Could you return every line of the records below that contains the word "plus"?

Collected data entries:
..............................

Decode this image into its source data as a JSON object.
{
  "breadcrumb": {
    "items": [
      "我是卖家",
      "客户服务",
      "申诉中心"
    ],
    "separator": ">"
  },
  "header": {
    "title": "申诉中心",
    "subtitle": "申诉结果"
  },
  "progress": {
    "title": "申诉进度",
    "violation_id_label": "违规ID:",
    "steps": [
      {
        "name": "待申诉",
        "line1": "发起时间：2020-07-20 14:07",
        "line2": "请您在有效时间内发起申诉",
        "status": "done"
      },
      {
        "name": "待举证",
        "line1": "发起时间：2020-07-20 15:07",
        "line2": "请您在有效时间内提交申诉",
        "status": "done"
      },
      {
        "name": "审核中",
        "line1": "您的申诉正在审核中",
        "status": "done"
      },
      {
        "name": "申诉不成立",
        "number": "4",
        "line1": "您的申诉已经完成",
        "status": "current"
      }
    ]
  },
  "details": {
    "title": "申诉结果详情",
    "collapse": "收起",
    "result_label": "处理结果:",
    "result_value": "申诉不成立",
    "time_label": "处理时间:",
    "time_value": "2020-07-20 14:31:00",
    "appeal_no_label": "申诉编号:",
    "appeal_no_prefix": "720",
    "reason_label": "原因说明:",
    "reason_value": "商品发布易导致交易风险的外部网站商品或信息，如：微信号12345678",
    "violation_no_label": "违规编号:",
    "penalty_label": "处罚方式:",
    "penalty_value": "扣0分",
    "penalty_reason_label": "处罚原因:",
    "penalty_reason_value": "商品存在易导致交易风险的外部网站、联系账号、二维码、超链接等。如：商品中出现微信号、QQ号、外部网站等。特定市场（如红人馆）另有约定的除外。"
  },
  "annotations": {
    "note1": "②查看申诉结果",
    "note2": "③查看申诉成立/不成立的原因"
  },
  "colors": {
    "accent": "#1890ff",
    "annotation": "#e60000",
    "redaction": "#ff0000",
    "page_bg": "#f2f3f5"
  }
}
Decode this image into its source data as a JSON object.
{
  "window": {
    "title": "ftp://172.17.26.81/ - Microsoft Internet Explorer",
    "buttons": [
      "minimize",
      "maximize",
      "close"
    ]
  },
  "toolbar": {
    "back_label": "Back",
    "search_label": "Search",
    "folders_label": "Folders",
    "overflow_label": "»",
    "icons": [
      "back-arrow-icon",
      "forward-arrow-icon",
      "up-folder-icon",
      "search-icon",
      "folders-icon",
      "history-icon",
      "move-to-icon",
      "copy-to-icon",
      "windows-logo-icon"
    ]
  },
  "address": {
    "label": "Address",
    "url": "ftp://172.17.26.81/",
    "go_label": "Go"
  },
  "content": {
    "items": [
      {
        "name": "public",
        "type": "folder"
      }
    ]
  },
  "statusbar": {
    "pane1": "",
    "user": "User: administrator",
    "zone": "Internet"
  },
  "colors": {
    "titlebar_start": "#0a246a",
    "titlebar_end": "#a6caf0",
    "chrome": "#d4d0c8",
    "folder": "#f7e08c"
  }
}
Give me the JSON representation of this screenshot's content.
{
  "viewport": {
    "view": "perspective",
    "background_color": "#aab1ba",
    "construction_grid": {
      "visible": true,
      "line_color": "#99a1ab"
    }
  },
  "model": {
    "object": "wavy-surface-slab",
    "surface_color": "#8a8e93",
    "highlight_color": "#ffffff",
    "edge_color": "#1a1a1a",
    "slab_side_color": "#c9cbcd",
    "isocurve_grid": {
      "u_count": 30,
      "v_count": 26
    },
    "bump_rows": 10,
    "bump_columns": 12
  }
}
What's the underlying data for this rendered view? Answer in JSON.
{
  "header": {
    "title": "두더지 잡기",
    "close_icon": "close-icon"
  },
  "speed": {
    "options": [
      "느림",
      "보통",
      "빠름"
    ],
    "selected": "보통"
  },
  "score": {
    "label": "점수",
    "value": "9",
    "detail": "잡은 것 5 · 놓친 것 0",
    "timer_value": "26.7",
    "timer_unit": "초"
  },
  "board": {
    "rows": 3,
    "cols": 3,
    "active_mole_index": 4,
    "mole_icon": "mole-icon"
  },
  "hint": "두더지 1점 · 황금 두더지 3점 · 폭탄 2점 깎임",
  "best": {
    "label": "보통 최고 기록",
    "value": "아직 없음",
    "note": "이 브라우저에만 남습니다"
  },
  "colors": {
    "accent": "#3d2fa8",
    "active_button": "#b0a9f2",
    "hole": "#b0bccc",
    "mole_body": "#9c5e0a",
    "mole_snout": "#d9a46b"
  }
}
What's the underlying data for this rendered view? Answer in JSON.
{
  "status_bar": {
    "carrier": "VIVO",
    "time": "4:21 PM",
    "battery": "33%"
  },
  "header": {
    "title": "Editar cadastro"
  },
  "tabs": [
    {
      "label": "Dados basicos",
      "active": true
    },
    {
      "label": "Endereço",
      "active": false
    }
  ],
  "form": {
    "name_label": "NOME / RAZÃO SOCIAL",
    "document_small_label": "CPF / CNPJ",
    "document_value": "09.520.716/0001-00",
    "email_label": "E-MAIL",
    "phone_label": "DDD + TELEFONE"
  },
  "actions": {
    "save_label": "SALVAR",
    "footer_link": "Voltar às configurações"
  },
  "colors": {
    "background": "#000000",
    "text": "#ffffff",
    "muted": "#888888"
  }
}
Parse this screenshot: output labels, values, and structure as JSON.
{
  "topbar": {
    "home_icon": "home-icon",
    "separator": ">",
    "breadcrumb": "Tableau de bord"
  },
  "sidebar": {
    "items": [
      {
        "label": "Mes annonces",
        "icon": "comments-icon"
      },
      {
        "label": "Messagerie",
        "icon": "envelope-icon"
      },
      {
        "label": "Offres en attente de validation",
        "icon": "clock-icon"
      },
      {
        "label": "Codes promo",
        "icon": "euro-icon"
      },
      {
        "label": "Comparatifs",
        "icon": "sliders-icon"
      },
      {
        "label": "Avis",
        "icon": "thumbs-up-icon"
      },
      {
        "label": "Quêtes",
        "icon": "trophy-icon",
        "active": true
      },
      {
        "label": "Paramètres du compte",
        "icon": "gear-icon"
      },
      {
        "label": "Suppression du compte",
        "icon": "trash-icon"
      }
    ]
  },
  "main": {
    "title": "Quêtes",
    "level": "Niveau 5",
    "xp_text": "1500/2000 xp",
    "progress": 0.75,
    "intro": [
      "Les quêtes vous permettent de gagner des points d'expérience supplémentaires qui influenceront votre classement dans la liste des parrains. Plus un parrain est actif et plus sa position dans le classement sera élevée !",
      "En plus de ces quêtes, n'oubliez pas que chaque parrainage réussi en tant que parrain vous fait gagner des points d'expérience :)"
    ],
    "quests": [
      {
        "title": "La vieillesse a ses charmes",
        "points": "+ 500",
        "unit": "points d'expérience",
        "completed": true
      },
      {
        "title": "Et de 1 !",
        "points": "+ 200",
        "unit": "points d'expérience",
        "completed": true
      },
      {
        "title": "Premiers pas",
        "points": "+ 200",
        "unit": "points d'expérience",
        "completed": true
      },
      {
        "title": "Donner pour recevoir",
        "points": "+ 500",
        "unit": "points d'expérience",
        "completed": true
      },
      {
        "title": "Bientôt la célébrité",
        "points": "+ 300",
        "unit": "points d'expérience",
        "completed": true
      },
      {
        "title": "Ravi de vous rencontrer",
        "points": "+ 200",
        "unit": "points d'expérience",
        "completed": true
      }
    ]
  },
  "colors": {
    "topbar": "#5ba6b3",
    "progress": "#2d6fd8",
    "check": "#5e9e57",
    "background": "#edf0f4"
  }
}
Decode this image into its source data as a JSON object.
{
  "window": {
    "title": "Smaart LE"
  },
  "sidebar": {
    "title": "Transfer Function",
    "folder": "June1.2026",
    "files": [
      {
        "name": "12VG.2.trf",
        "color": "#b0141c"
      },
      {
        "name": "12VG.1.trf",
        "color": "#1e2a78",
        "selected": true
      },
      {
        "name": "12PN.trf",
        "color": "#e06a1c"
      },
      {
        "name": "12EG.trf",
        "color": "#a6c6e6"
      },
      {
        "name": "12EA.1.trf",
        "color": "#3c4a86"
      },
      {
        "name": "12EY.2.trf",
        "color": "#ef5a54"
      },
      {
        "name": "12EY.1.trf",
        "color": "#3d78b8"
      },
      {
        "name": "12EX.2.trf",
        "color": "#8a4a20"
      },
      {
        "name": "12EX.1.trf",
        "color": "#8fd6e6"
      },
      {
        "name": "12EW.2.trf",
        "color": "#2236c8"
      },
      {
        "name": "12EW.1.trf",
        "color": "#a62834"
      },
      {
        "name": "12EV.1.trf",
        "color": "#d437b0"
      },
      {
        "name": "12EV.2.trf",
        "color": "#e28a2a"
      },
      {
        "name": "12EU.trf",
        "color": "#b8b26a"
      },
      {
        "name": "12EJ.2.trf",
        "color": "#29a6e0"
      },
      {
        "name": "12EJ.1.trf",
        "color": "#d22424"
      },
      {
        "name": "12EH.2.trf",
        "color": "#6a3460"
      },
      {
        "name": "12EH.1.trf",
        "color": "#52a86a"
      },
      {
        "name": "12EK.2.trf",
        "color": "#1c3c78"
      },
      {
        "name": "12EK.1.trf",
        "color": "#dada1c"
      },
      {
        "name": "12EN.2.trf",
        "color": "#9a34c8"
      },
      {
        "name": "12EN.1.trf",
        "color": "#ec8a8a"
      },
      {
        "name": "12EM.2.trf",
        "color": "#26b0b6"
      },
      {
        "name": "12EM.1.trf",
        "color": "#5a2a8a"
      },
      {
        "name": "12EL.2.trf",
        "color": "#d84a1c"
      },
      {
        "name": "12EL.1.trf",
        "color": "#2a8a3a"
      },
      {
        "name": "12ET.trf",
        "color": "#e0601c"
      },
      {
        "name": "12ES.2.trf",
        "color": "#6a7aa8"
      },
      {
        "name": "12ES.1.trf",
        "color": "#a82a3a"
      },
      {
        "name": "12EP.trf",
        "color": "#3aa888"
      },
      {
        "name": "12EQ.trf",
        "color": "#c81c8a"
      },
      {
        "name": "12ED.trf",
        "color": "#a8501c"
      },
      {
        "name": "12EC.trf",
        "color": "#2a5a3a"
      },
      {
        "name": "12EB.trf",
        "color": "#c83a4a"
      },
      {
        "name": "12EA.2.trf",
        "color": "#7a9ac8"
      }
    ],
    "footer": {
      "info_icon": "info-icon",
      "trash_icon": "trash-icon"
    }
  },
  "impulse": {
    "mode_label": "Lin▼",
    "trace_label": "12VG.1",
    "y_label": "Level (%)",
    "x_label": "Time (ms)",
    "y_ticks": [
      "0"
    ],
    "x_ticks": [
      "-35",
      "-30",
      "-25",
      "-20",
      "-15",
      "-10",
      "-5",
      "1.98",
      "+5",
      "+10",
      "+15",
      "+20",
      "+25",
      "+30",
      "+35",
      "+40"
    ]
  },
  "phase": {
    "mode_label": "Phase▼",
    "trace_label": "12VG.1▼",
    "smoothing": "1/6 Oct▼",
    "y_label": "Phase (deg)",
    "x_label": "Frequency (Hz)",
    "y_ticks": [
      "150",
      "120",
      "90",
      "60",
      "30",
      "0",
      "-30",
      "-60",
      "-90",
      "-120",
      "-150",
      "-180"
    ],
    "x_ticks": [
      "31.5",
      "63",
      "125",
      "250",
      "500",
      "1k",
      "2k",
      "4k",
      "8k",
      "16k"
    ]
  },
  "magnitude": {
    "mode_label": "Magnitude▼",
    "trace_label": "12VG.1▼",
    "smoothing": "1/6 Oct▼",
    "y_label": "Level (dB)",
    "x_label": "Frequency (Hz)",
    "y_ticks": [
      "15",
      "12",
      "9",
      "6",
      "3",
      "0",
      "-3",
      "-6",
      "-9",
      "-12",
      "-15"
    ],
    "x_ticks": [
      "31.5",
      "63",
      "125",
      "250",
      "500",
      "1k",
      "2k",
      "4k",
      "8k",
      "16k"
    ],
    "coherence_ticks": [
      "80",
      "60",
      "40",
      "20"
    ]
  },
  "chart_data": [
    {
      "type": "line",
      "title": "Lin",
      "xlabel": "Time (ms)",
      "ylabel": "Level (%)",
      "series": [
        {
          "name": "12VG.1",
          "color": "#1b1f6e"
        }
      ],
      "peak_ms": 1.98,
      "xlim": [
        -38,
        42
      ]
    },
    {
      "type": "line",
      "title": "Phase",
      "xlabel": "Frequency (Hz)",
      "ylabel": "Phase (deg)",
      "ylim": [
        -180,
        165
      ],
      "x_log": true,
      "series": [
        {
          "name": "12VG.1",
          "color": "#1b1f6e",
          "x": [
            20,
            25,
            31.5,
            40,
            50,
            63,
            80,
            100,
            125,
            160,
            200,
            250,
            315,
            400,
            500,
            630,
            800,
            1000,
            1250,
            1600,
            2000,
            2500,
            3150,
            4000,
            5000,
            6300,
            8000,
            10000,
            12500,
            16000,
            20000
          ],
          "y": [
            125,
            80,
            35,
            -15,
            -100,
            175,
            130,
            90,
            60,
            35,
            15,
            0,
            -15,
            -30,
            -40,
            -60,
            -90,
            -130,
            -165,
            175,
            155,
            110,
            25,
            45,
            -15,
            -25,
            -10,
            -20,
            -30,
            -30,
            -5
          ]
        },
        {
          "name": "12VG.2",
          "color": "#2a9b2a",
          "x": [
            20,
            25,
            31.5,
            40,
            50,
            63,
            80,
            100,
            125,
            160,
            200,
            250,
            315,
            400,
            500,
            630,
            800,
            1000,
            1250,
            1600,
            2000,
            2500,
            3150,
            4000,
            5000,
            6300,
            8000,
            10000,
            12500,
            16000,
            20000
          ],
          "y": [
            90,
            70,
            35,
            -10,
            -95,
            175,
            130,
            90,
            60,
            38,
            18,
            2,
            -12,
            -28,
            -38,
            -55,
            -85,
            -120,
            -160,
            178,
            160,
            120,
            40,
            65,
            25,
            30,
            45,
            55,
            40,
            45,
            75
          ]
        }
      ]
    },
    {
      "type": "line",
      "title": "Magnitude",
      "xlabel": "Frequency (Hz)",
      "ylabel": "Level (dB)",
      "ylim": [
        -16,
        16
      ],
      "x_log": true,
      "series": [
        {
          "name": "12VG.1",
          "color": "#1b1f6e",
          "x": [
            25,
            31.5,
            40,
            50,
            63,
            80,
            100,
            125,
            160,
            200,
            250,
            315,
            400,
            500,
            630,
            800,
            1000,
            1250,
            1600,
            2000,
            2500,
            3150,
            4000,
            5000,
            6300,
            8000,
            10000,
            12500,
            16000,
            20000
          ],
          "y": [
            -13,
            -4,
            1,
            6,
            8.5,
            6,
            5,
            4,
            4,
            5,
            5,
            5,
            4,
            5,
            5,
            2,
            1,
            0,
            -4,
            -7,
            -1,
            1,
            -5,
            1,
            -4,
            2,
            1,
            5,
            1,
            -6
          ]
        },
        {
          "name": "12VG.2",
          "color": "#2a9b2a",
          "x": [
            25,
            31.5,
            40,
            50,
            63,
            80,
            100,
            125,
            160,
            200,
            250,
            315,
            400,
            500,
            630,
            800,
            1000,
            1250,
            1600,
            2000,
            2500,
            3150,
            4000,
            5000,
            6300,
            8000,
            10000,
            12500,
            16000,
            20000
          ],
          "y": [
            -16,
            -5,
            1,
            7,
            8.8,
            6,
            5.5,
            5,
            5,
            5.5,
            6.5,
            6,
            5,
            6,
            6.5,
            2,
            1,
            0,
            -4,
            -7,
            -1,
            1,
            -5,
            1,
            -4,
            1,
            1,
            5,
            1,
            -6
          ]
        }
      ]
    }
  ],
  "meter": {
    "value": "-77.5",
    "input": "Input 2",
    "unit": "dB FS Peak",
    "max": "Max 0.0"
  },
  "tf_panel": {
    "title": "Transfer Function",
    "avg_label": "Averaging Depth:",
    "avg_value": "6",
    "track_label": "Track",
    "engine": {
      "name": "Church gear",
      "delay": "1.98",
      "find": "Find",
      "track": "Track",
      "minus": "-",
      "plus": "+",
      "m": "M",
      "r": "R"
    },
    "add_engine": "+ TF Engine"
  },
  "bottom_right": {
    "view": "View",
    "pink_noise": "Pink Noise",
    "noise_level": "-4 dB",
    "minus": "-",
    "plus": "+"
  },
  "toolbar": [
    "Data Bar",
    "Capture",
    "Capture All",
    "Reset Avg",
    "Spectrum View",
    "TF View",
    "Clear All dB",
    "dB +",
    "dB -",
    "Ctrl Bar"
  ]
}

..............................

#### Solution
      "Les quêtes vous permettent de gagner des points d'expérience supplémentaires qui influenceront votre classement dans la liste des parrains. Plus un parrain est actif et plus sa position dans le classement sera élevée !",
      "En plus de ces quêtes, n'oubliez pas que chaque parrainage réussi en tant que parrain vous fait gagner des points d'expérience :)"
      "plus": "+",
    "plus": "+"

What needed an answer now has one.